Testing Spring MVC Applications with Gru

Gru is HTTP testing framework written in Groovy. Latest release of Gru added support for unit testing Spring web applications. Let's take a look how easy it is to test REST endpoints created with Spring Boot.

New Spring Boot application can be easily generated with Spring Initializr site.

Creating new Spring Boot project with Groovy and Gradle

Go to http://start.spring.io/ and select Gradle Project with Groovy. From dependencies selection pick Web and then Generate Project. The downloaded archive file contains everything you get started. Extracted archive can be easily imported to you favourite IDE such as IntelliJ IDEA.

First of all, we should add Gru by adding following lines into build.gradle file which can be found in the root directory of the generated project:

repositories {
jcenter()
}

dependencies {
String spockVersion = '1.1-groovy-2.4'
testCompile("org.spockframework:spock-spring:$spockVersion")
testCompile("org.spockframework:spock-core:$spockVersion")
testCompile "com.agorapulse:gru-spring:0.2.0"
}

Then we can create very simple domain class and controller in src/main/resources/com/example/demo:

Moon Domain Class

Moon class just contains 4 properties which will be rendered as JSON.

Moon Controller

This controller will render instance of Moon when the name of the planet is earth and name of the moon is moon or throws NotFoundException otherwise which will produce HTTP status NOT_FOUND(404).

With Gru it is very simple to test such behaviour.

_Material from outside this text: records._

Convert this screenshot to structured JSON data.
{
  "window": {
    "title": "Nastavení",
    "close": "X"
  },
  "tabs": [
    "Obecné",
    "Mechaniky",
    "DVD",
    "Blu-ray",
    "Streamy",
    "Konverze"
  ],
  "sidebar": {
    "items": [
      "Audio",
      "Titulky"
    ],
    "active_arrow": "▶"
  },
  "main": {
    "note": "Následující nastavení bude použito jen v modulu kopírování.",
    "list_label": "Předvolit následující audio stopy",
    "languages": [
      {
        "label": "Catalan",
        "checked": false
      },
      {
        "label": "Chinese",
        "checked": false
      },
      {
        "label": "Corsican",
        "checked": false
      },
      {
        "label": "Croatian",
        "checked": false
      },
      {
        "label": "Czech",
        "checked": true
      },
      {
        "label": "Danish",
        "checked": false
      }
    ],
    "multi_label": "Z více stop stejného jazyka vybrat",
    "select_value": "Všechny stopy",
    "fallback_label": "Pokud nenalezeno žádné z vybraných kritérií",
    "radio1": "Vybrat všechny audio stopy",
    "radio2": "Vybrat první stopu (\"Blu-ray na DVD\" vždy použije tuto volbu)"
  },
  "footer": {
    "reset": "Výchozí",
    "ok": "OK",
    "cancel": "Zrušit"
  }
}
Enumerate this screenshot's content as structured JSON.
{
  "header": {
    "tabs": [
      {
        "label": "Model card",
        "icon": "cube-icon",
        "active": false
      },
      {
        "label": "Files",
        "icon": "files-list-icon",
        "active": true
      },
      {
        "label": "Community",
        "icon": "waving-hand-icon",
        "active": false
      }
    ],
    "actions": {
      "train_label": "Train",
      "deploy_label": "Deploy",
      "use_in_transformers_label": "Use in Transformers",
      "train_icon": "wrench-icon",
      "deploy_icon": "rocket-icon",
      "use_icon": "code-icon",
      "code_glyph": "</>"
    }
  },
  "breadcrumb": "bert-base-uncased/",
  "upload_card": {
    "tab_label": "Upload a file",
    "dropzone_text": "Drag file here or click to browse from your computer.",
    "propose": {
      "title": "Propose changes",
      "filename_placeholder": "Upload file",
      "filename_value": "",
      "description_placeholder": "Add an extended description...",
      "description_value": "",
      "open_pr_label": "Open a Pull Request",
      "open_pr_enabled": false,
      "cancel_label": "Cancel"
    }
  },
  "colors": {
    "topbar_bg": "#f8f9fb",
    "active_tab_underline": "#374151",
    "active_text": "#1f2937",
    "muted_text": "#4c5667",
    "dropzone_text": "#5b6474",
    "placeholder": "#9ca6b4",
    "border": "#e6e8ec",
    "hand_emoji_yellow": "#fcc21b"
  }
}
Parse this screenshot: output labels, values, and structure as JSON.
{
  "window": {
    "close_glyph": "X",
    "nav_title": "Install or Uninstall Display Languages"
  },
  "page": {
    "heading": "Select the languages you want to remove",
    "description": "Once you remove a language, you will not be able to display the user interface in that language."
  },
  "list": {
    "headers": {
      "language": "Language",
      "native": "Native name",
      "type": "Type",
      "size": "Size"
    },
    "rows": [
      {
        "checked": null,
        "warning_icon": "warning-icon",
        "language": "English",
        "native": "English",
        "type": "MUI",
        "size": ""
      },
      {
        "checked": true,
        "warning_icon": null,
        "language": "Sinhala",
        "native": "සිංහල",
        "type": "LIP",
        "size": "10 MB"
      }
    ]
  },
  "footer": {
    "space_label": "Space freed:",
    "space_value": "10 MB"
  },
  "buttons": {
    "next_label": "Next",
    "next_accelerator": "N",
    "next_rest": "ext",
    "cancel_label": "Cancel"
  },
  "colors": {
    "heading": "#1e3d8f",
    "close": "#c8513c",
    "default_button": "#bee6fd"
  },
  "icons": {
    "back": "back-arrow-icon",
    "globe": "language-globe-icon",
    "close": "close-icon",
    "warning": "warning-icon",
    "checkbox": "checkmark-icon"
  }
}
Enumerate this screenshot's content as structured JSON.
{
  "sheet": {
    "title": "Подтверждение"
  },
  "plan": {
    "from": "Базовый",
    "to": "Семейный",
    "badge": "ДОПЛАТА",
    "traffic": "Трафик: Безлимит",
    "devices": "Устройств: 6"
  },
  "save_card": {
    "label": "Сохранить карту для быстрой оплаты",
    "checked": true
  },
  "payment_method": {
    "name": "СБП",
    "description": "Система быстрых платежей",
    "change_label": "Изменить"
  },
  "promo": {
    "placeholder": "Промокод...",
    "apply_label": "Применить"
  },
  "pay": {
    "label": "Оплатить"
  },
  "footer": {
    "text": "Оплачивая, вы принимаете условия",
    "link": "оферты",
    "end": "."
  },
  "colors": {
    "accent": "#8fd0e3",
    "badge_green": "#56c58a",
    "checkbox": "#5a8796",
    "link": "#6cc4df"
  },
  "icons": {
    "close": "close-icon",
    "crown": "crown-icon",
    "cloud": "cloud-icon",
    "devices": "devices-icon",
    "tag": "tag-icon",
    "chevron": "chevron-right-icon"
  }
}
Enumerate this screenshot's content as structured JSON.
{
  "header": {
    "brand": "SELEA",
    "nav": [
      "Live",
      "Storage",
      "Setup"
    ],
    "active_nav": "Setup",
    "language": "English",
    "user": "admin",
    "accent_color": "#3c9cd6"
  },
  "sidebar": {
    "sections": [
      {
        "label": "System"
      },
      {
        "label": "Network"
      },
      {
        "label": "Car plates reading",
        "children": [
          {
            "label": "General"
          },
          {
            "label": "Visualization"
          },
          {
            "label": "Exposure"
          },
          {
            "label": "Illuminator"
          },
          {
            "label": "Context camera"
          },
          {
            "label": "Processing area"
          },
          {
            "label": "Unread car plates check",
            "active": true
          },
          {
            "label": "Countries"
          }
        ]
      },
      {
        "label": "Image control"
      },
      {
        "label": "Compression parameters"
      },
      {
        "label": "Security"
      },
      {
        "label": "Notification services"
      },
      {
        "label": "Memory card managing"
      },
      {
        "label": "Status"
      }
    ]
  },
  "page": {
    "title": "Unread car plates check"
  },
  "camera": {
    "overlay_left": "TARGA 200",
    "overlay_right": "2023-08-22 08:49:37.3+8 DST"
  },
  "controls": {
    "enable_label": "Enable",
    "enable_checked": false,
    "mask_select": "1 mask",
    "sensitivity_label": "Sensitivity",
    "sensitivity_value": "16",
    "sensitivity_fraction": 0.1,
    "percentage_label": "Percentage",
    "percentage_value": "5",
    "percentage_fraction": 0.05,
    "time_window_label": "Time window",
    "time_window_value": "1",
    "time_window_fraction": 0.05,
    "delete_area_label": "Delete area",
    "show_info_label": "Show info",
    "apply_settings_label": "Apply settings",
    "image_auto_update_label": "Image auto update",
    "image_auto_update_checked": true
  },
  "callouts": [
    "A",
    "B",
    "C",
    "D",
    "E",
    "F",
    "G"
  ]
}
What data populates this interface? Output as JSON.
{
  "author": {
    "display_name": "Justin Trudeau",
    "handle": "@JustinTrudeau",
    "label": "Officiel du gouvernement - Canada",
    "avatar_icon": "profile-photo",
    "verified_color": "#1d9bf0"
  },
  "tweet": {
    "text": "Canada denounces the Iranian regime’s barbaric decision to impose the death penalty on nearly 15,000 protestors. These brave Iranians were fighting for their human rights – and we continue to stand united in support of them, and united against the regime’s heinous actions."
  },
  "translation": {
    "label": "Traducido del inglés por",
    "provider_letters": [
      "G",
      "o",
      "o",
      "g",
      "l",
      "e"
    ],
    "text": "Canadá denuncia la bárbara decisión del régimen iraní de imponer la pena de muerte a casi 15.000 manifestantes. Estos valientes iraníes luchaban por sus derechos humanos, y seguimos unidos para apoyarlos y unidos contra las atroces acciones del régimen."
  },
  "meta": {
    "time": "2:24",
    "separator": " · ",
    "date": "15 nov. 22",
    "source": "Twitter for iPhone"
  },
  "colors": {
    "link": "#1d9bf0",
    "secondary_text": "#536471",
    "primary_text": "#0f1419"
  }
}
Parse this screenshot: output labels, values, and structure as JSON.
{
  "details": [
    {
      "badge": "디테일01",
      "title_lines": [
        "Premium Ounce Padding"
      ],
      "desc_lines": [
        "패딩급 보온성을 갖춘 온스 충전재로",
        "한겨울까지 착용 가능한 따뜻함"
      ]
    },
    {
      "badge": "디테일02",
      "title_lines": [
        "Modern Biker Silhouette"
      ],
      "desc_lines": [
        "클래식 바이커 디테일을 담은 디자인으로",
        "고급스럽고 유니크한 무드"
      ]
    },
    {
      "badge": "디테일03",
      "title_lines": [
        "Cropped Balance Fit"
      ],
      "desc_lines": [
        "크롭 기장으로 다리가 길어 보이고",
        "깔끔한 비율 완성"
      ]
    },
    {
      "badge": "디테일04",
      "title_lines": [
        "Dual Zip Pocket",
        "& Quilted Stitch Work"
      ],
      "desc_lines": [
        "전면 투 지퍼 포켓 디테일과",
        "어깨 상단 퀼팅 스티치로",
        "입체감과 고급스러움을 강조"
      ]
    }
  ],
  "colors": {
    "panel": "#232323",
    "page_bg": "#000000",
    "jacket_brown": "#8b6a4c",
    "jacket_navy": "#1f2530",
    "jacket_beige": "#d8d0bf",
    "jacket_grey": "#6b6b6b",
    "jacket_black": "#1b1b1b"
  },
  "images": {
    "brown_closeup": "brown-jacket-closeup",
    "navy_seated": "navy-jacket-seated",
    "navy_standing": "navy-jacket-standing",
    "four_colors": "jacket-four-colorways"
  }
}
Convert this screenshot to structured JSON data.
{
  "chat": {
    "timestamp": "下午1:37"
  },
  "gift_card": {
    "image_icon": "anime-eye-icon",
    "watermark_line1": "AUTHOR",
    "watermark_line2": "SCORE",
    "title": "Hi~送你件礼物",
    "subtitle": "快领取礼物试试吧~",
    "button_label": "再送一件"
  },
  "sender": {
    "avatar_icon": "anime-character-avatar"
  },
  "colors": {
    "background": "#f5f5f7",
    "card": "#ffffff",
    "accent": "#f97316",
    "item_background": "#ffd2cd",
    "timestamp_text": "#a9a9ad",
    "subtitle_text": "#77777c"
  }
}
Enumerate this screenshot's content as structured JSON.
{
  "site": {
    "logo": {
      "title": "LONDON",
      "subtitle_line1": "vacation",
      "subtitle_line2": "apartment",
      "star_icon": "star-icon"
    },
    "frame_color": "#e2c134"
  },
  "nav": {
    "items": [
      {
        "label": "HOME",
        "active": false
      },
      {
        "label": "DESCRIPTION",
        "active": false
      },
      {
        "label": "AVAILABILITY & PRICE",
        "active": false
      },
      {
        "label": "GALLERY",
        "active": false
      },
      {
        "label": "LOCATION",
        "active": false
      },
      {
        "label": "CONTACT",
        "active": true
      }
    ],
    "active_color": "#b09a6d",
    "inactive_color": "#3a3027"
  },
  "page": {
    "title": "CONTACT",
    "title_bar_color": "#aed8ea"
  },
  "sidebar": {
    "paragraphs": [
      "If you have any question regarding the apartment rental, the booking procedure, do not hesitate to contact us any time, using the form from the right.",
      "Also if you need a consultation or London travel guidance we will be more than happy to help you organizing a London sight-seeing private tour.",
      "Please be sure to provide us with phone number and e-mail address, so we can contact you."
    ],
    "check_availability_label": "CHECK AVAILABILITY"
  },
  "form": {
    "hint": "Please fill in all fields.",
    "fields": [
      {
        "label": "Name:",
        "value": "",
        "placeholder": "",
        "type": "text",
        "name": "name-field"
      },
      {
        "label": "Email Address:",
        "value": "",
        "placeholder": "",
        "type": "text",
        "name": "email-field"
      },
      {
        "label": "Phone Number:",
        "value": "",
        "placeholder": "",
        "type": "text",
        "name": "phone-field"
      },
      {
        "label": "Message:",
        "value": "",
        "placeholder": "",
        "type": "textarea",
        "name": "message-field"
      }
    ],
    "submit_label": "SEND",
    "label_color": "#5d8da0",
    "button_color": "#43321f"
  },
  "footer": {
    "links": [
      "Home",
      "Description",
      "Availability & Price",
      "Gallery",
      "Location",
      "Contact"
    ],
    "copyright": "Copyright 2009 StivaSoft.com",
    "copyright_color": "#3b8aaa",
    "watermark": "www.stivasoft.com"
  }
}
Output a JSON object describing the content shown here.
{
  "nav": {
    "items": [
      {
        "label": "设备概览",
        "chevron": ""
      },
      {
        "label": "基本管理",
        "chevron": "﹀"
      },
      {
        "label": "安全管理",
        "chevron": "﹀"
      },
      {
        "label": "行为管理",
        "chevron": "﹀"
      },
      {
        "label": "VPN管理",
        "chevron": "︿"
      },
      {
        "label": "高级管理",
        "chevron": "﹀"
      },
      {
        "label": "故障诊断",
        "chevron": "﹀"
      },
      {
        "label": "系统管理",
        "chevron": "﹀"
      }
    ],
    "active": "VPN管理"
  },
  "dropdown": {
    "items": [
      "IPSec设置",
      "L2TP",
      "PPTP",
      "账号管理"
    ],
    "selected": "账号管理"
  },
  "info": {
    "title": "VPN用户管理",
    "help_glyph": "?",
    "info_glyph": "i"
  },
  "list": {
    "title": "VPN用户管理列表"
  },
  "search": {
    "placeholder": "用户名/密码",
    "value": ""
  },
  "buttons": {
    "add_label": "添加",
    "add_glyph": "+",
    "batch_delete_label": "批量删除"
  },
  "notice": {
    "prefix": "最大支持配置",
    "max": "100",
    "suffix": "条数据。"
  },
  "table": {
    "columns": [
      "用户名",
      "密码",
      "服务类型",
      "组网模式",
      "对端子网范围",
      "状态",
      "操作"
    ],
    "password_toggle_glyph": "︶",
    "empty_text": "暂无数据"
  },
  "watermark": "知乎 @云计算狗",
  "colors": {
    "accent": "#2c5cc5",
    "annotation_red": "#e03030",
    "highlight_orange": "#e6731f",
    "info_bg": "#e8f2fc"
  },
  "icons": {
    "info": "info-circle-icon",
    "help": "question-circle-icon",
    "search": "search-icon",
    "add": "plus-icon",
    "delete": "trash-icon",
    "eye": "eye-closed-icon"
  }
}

Let's create new tests in src/test/groovy/com/example/demo:

Moon Controller Gru Spec

Gru tests are very readable. For example method show the moon describes that if we issue GET request to the URL /moon/earth/moon you should get the JSON response similar to one described in moonResponse.json file. The file is created after first test run in src/test/resources/com/example/demo/MoonControllerSpec directory with content similar to following snippet

{
"planet": "Earth",
"name": "Moon",
"created": 1504063858788,
"url": "https://en.wikipedia.org/wiki/Moon"
}

You can see created property is rendered as number of milliseconds from the epoch. This value is obviously going to change after each run causing the test to fail but we can use one of the builtin placeholders offered by Gru.

{
"planet": "Earth",
"name": "Moon",
"created": "${json-unit.matches:positiveIntegerString}",
"url": "https://en.wikipedia.org/wiki/Moon"
}

When we run the specification again all tests should pass.


Gru Spring implementation is very lightweight. It only provides common HTTP interactions and leverages the rest of advanced settings back to MockMvc. Dive deep into Gru documentation and feel free to start experimenting with the project we have just created. If you haven't followed the steps then you can download the sample project from GitHub: https://github.com/musketyr/gru-spring-demo.